● DESCRIPTION OF THE TASK
Copy all lines in the data that contain the string "from".

[Collected data entries]
- - - - - - -
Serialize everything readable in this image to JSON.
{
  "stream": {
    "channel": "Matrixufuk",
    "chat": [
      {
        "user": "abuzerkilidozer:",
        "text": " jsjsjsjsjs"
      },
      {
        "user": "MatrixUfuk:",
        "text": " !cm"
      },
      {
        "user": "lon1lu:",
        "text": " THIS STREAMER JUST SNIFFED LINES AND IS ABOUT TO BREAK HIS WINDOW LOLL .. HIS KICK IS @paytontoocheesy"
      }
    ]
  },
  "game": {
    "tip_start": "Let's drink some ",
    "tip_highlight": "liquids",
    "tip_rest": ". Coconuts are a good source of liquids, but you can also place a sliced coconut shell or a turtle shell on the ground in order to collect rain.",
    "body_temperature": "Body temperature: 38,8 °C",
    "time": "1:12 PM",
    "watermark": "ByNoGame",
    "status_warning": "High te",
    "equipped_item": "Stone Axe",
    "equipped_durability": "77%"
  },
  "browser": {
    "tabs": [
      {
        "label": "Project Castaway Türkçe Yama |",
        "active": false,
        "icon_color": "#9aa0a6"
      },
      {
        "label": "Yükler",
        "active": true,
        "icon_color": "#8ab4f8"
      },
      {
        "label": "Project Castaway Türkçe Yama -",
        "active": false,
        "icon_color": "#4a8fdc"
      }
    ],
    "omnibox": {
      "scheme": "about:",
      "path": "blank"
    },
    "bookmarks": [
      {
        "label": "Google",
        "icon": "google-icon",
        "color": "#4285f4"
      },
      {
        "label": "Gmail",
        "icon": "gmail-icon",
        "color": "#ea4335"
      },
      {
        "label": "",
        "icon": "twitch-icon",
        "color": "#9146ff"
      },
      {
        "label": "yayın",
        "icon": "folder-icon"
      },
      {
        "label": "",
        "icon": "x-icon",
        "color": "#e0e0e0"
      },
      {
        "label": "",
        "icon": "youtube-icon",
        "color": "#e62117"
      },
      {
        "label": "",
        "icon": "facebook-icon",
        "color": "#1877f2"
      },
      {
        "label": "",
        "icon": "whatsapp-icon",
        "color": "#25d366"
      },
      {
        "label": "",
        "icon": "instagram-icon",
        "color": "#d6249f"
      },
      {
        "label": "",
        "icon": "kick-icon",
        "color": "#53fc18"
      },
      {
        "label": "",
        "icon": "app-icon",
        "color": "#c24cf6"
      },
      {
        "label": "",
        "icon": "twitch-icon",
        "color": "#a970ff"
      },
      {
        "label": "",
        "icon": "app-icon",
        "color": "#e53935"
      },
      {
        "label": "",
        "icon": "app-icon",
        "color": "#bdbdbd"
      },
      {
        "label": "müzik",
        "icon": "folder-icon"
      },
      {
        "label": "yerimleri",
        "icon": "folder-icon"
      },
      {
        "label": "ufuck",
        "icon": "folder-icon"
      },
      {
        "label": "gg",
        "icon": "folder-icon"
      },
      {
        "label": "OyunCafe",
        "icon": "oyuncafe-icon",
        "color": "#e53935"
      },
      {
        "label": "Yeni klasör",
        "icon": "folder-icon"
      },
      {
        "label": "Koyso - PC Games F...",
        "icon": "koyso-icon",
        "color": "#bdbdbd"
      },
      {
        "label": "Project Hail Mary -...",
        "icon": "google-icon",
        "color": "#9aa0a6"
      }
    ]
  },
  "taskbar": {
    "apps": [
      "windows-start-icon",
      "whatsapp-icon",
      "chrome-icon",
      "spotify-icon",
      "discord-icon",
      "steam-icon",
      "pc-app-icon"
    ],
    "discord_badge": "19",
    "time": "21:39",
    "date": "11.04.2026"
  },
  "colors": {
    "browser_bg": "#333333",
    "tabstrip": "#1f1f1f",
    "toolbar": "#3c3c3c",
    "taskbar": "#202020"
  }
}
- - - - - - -
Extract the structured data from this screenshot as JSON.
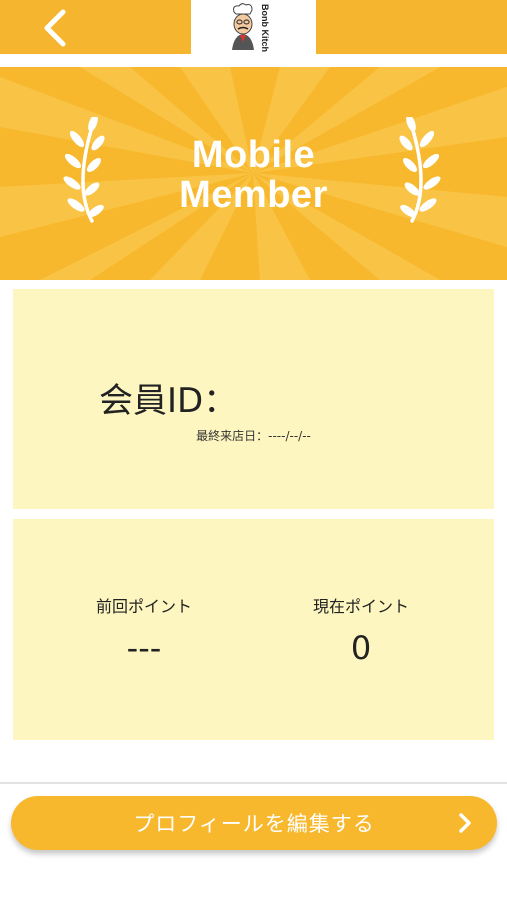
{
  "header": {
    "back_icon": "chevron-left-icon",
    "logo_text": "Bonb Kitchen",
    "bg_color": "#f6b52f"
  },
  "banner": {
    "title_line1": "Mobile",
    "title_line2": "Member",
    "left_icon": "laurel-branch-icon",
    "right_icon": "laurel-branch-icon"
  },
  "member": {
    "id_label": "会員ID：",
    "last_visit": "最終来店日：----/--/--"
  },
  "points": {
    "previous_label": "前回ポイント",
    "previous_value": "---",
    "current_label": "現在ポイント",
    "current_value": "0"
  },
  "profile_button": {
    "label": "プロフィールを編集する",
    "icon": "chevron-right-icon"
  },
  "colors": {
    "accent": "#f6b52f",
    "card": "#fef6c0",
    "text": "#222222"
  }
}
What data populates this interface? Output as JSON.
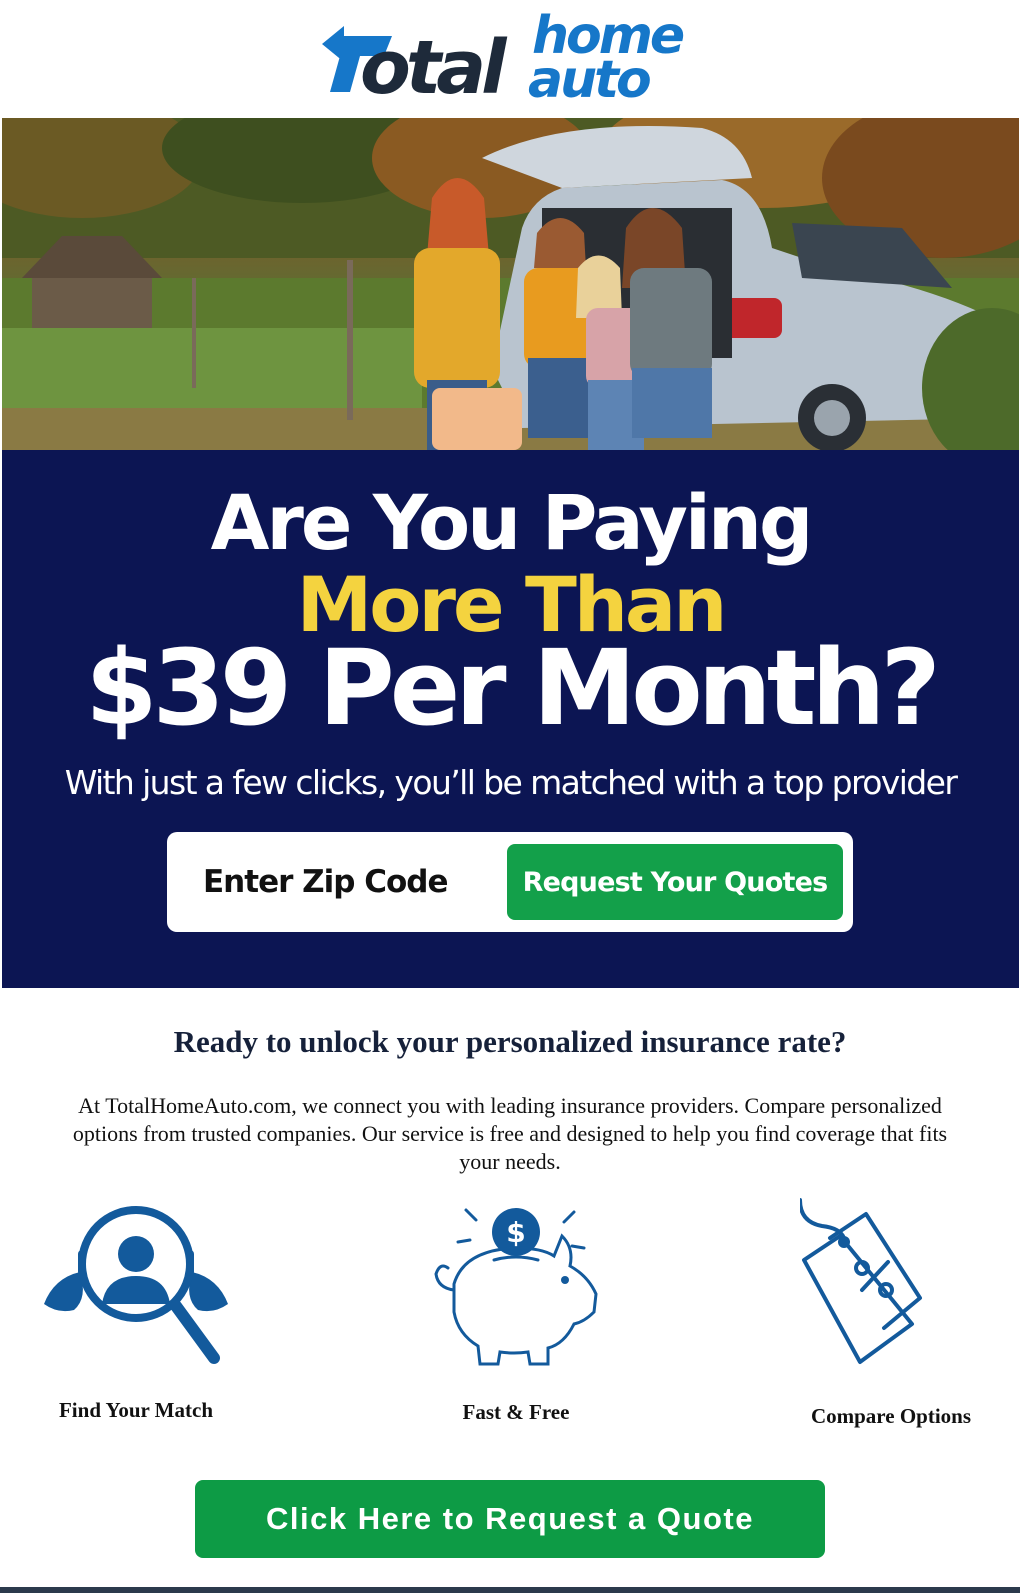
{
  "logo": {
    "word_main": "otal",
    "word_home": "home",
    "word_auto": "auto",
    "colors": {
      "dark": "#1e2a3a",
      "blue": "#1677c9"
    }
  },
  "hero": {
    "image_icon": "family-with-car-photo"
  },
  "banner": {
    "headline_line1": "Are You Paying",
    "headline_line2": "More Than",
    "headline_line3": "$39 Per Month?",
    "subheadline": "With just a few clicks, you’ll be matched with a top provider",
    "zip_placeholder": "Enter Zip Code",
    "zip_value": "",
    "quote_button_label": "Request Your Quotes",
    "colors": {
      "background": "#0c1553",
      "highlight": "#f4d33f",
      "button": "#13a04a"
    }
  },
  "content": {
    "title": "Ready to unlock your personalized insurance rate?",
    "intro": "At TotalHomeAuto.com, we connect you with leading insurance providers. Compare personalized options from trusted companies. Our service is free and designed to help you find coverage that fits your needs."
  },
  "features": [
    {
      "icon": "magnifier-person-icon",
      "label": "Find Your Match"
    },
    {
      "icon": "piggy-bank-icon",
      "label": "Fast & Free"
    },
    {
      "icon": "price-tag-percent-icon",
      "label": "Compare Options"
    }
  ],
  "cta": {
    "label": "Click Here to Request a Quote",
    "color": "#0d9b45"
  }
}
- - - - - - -
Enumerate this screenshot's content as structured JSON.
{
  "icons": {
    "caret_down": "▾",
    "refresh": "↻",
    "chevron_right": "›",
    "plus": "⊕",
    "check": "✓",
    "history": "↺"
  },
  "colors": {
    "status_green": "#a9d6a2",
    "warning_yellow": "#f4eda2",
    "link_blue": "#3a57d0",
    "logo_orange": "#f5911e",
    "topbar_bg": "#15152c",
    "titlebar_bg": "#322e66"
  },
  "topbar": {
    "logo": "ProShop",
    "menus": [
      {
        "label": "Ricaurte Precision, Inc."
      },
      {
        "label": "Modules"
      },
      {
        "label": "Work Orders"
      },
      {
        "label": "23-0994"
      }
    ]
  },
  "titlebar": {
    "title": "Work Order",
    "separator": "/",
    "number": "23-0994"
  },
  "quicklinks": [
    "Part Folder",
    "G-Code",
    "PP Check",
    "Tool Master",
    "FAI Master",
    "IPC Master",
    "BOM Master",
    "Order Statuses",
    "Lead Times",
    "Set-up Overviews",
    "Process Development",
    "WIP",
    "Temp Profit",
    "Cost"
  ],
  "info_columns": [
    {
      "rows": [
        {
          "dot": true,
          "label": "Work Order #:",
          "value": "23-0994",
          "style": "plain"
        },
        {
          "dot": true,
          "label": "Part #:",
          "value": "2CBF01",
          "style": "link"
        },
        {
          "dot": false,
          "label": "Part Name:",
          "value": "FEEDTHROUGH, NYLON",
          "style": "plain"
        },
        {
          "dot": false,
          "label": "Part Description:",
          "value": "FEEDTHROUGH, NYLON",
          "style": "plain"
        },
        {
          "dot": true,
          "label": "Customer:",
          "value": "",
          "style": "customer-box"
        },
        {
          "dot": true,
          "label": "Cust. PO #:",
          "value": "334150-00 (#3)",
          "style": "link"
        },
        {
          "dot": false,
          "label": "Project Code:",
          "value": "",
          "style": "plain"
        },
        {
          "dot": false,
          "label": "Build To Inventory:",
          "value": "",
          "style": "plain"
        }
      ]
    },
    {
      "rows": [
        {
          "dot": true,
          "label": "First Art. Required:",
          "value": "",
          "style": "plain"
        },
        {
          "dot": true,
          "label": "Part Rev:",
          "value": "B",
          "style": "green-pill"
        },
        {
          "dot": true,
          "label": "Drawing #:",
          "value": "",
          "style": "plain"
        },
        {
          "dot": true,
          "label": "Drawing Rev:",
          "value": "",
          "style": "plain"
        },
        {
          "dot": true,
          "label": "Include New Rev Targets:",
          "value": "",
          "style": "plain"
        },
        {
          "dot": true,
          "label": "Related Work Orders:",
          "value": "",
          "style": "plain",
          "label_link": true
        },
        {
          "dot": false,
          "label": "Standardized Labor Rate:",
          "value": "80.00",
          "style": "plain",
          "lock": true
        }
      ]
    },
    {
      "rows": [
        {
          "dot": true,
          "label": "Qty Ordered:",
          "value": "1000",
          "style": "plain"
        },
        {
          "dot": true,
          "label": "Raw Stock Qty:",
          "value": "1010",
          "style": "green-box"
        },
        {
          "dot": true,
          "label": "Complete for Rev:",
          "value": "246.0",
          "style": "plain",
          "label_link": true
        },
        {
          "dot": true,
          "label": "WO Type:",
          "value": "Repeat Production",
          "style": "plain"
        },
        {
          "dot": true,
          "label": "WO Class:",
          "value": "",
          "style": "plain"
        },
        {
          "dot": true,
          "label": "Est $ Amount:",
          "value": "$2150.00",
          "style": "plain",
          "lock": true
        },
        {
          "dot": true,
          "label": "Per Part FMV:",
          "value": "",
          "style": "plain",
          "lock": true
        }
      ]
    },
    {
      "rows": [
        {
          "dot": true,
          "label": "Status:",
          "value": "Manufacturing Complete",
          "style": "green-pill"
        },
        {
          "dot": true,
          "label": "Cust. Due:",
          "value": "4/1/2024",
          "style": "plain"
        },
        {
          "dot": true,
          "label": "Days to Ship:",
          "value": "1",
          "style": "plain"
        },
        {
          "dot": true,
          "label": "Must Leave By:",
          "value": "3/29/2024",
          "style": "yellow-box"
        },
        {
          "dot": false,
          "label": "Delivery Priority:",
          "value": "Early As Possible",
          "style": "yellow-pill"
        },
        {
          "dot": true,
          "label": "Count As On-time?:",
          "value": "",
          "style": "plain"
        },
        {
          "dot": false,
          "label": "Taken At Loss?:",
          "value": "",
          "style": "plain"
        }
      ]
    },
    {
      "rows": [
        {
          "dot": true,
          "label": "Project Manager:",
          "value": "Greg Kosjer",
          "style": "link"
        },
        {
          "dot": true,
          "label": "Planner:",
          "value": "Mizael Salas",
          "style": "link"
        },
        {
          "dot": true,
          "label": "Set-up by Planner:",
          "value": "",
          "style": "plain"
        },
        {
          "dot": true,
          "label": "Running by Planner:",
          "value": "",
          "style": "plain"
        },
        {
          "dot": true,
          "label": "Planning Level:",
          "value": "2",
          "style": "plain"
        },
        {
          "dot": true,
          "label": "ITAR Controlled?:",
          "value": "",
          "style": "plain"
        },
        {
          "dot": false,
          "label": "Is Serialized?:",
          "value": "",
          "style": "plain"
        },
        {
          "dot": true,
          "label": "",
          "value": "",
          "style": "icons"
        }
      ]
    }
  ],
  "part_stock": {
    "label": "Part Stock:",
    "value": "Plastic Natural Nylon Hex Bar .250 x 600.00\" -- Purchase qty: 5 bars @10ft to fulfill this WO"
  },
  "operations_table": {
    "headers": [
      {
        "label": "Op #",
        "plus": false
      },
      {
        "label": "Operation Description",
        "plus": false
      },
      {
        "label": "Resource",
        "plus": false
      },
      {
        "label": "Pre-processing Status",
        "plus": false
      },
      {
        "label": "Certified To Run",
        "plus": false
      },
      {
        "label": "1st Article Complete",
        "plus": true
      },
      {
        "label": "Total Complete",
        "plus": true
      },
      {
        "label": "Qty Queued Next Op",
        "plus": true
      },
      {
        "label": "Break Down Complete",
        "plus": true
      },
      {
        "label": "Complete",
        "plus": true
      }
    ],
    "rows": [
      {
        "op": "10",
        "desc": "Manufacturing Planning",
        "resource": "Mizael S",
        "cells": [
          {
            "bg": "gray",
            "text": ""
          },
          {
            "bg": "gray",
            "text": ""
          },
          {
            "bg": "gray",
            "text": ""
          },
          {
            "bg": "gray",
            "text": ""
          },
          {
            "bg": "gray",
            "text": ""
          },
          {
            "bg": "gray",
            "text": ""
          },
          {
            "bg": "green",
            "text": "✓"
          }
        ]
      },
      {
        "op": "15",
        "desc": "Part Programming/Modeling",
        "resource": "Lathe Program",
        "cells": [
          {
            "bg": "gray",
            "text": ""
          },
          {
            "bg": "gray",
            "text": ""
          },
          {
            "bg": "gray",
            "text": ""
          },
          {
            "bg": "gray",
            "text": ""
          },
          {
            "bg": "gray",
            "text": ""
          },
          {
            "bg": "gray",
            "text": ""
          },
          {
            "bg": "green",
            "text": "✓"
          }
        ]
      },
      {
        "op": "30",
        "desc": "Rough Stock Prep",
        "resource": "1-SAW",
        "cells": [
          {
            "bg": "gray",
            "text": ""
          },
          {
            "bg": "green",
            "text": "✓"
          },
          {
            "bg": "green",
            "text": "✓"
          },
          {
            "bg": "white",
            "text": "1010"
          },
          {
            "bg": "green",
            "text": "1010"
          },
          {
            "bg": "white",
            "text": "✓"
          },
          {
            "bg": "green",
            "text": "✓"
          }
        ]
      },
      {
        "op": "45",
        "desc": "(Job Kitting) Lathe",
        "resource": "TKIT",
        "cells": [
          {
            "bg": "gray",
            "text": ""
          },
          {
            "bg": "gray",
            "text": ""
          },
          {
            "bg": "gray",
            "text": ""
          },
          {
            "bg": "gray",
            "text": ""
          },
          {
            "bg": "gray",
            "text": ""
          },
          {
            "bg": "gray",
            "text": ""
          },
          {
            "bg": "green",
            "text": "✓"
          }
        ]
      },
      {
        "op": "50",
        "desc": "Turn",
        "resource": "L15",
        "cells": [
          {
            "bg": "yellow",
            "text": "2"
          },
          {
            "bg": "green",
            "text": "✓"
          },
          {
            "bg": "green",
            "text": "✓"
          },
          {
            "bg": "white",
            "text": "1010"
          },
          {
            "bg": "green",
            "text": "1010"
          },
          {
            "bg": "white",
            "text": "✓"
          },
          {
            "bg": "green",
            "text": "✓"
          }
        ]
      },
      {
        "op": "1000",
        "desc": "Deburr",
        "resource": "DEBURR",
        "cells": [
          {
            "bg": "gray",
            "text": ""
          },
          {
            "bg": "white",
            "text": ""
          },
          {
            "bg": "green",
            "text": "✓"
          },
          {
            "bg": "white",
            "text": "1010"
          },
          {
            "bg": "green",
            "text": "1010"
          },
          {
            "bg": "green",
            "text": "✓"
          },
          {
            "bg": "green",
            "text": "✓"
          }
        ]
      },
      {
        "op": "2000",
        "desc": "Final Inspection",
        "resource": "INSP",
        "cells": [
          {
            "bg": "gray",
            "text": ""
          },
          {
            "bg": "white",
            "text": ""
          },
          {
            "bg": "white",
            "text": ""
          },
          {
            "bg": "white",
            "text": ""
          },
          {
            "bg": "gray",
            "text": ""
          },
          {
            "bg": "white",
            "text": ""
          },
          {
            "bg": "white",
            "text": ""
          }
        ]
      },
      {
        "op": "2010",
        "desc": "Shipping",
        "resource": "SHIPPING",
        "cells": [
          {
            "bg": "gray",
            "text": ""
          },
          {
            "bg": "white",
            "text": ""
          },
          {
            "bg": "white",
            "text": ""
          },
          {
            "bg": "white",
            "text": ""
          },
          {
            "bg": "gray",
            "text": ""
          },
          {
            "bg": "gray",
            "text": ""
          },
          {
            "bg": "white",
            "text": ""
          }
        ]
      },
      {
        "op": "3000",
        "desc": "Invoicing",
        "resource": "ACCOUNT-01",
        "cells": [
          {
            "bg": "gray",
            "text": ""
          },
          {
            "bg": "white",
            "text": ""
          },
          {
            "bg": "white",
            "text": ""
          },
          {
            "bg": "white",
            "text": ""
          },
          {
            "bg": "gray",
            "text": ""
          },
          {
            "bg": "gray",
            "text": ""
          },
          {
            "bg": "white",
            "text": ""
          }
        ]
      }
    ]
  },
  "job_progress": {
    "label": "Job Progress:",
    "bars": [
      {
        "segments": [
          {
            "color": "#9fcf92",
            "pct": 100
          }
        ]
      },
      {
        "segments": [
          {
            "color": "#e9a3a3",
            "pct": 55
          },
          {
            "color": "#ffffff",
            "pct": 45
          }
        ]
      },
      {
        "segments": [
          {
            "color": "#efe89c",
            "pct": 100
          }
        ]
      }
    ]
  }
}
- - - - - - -
● ANSWER TO THIS EXERCISE
Extract the structured data from this screenshot as JSON.
    "intro": "At TotalHomeAuto.com, we connect you with leading insurance providers. Compare personalized options from trusted companies. Our service is free and designed to help you find coverage that fits your needs."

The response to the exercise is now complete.